I wanted black velvet but the cotton velor was on sale so...cotton velor it is!  I used the dress pattern M7315 as a base because I loved the side dart and I am terrible at drafting side darts.  However, the pattern proved to be nothing but trouble.  I knew something was wrong when I looked at the sleeve.  The sleeve pattern for M7315 for a size 12 (I went up from my normal size because jacket) is only 14" across at it's widest point.  That's including the seam allowance.   Ummm.....

Yeah.  No.   My bicep is about 17" snuggly.  The shoulder (ie, going around the armpit and over the shoulder) is 19"~.  There was no way the sleeve would fit.  Still, I was curious if they meant this to be an off the shoulder number or something else was going on. 

The first mock up looked abysmal.  I couldn't fit it past the "end of the t-shirt sleeve" length on my arms.  I took the sleeve off figuring something like that would happen and marked the mock up with a new armsyce (it was a good inch and a half off).   The mock up already had the curved front and the solid back that should have worked.   It did but it was just a bit too short.

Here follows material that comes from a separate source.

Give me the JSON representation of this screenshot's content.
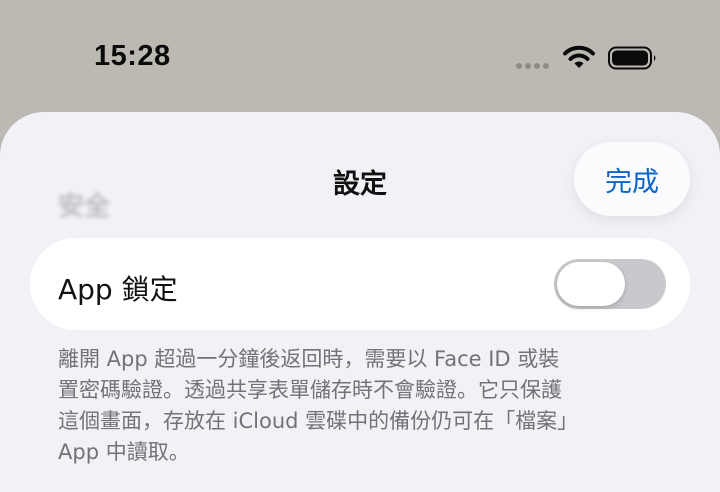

Once I made all the changes, I tried a new mock up and it looked like it would work.  However, I didn't try it over the finished dress.   Turns out that the neckline of the bolero would be too tight over the dress and cause a bunch of bunching.   I ended up leaving the bolero unhooked like in the photo.

The bolero is lined in what I think is a poly blend satin lining...thing?   It was €3 a meter at the thrift store and I think it was one of the Ralph Lauren fabrics so I didn't ask too many questions.  It's lining. 

Anyway, that was the last project of 2018!   Hopefully, I'll sew a lot more in 2019 now that the sewing room is pretty much finished.